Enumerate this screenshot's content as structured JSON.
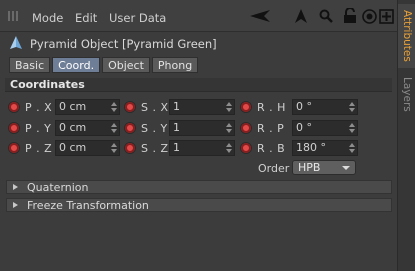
{
  "menu": {
    "items": [
      "Mode",
      "Edit",
      "User Data"
    ]
  },
  "toolbar": {
    "icons": [
      "back-arrow-icon",
      "up-arrow-icon",
      "search-icon",
      "lock-icon",
      "target-icon",
      "new-panel-icon"
    ]
  },
  "object": {
    "title": "Pyramid Object [Pyramid Green]",
    "icon": "pyramid-icon"
  },
  "tabs": [
    {
      "label": "Basic",
      "active": false
    },
    {
      "label": "Coord.",
      "active": true
    },
    {
      "label": "Object",
      "active": false
    },
    {
      "label": "Phong",
      "active": false
    }
  ],
  "section": {
    "title": "Coordinates"
  },
  "coordinates": {
    "position": [
      {
        "label": "P . X",
        "value": "0 cm"
      },
      {
        "label": "P . Y",
        "value": "0 cm"
      },
      {
        "label": "P . Z",
        "value": "0 cm"
      }
    ],
    "scale": [
      {
        "label": "S . X",
        "value": "1"
      },
      {
        "label": "S . Y",
        "value": "1"
      },
      {
        "label": "S . Z",
        "value": "1"
      }
    ],
    "rotation": [
      {
        "label": "R . H",
        "value": "0 °"
      },
      {
        "label": "R . P",
        "value": "0 °"
      },
      {
        "label": "R . B",
        "value": "180 °"
      }
    ]
  },
  "order": {
    "label": "Order",
    "value": "HPB"
  },
  "groups": [
    {
      "label": "Quaternion"
    },
    {
      "label": "Freeze Transformation"
    }
  ],
  "side_tabs": [
    {
      "label": "Attributes",
      "active": true
    },
    {
      "label": "Layers",
      "active": false
    }
  ],
  "colors": {
    "accent_tab": "#e8a13b",
    "radio_red": "#e24a4a",
    "active_tab": "#6e7e96"
  }
}
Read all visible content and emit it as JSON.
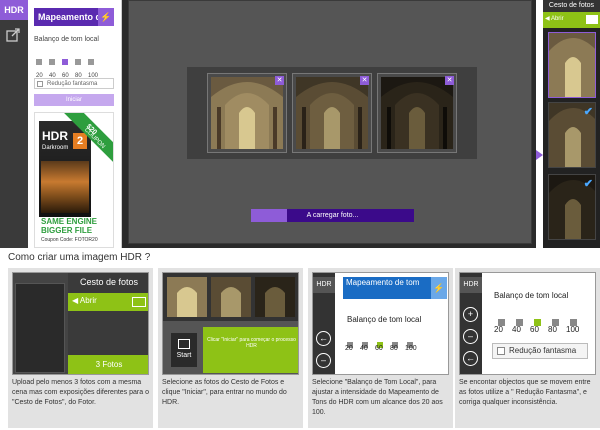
{
  "toolbar": {
    "hdr_label": "HDR"
  },
  "left_panel": {
    "title": "Mapeamento d...",
    "balance_label": "Balanço de tom local",
    "steps": [
      "20",
      "40",
      "60",
      "80",
      "100"
    ],
    "selected_step": "60",
    "ghost_label": "Redução fantasma",
    "start_label": "Iniciar"
  },
  "ad": {
    "ribbon": "$20",
    "ribbon_sub": "COUPON",
    "product_line1": "HDR",
    "product_line2": "Darkroom",
    "product_version": "2",
    "tagline_line1": "SAME ENGINE",
    "tagline_line2": "BIGGER FILE",
    "coupon_code": "Coupon Code: FOTOR20"
  },
  "main": {
    "progress_label": "A carregar foto...",
    "progress_fraction": 0.22,
    "thumb_close": "✕"
  },
  "right_panel": {
    "title": "Cesto de fotos",
    "open_label": "◀ Abrir"
  },
  "help": {
    "title": "Como criar uma imagem HDR ?",
    "cards": [
      {
        "title": "Cesto de fotos",
        "open": "◀ Abrir",
        "footer": "3 Fotos",
        "text": "Upload pelo menos 3 fotos com a mesma cena mas com exposições diferentes para o \"Cesto de Fotos\", do Fotor."
      },
      {
        "start": "Start",
        "button": "Clicar \"Iniciar\" para começar o processo HDR",
        "text": "Selecione as fotos do Cesto de Fotos e clique \"Iniciar\", para entrar no mundo do HDR."
      },
      {
        "title": "Mapeamento de tom",
        "label": "Balanço de tom local",
        "steps": [
          "20",
          "40",
          "60",
          "80",
          "100"
        ],
        "text": "Selecione \"Balanço de Tom Local\", para ajustar a intensidade do Mapeamento de Tons do HDR com um alcance dos 20 aos 100."
      },
      {
        "label": "Balanço de tom local",
        "steps": [
          "20",
          "40",
          "60",
          "80",
          "100"
        ],
        "ghost": "Redução fantasma",
        "text": "Se encontar objectos que se movem entre as fotos utilize a \" Redução Fantasma\", e corriga qualquer inconsistência."
      }
    ]
  }
}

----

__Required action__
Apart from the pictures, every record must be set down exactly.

__Output for this task__
Enumerate this screenshot's content as structured JSON.
{
  "menu": {
    "items": [
      "Mode",
      "Edit",
      "User Data"
    ]
  },
  "toolbar": {
    "icons": [
      "back-arrow-icon",
      "up-arrow-icon",
      "search-icon",
      "lock-icon",
      "target-icon",
      "new-panel-icon"
    ]
  },
  "object": {
    "title": "Pyramid Object [Pyramid Green]",
    "icon": "pyramid-icon"
  },
  "tabs": [
    {
      "label": "Basic",
      "active": false
    },
    {
      "label": "Coord.",
      "active": true
    },
    {
      "label": "Object",
      "active": false
    },
    {
      "label": "Phong",
      "active": false
    }
  ],
  "section": {
    "title": "Coordinates"
  },
  "coordinates": {
    "position": [
      {
        "label": "P . X",
        "value": "0 cm"
      },
      {
        "label": "P . Y",
        "value": "0 cm"
      },
      {
        "label": "P . Z",
        "value": "0 cm"
      }
    ],
    "scale": [
      {
        "label": "S . X",
        "value": "1"
      },
      {
        "label": "S . Y",
        "value": "1"
      },
      {
        "label": "S . Z",
        "value": "1"
      }
    ],
    "rotation": [
      {
        "label": "R . H",
        "value": "0 °"
      },
      {
        "label": "R . P",
        "value": "0 °"
      },
      {
        "label": "R . B",
        "value": "180 °"
      }
    ]
  },
  "order": {
    "label": "Order",
    "value": "HPB"
  },
  "groups": [
    {
      "label": "Quaternion"
    },
    {
      "label": "Freeze Transformation"
    }
  ],
  "side_tabs": [
    {
      "label": "Attributes",
      "active": true
    },
    {
      "label": "Layers",
      "active": false
    }
  ],
  "colors": {
    "accent_tab": "#e8a13b",
    "radio_red": "#e24a4a",
    "active_tab": "#6e7e96"
  }
}
Read all visible content and emit it as JSON.
{
  "toolbar": {
    "hdr_label": "HDR"
  },
  "left_panel": {
    "title": "Mapeamento d...",
    "balance_label": "Balanço de tom local",
    "steps": [
      "20",
      "40",
      "60",
      "80",
      "100"
    ],
    "selected_step": "60",
    "ghost_label": "Redução fantasma",
    "start_label": "Iniciar"
  },
  "ad": {
    "ribbon": "$20",
    "ribbon_sub": "COUPON",
    "product_line1": "HDR",
    "product_line2": "Darkroom",
    "product_version": "2",
    "tagline_line1": "SAME ENGINE",
    "tagline_line2": "BIGGER FILE",
    "coupon_code": "Coupon Code: FOTOR20"
  },
  "main": {
    "progress_label": "A carregar foto...",
    "progress_fraction": 0.22,
    "thumb_close": "✕"
  },
  "right_panel": {
    "title": "Cesto de fotos",
    "open_label": "◀ Abrir"
  },
  "help": {
    "title": "Como criar uma imagem HDR ?",
    "cards": [
      {
        "title": "Cesto de fotos",
        "open": "◀ Abrir",
        "footer": "3 Fotos",
        "text": "Upload pelo menos 3 fotos com a mesma cena mas com exposições diferentes para o \"Cesto de Fotos\", do Fotor."
      },
      {
        "start": "Start",
        "button": "Clicar \"Iniciar\" para começar o processo HDR",
        "text": "Selecione as fotos do Cesto de Fotos e clique \"Iniciar\", para entrar no mundo do HDR."
      },
      {
        "title": "Mapeamento de tom",
        "label": "Balanço de tom local",
        "steps": [
          "20",
          "40",
          "60",
          "80",
          "100"
        ],
        "text": "Selecione \"Balanço de Tom Local\", para ajustar a intensidade do Mapeamento de Tons do HDR com um alcance dos 20 aos 100."
      },
      {
        "label": "Balanço de tom local",
        "steps": [
          "20",
          "40",
          "60",
          "80",
          "100"
        ],
        "ghost": "Redução fantasma",
        "text": "Se encontar objectos que se movem entre as fotos utilize a \" Redução Fantasma\", e corriga qualquer inconsistência."
      }
    ]
  }
}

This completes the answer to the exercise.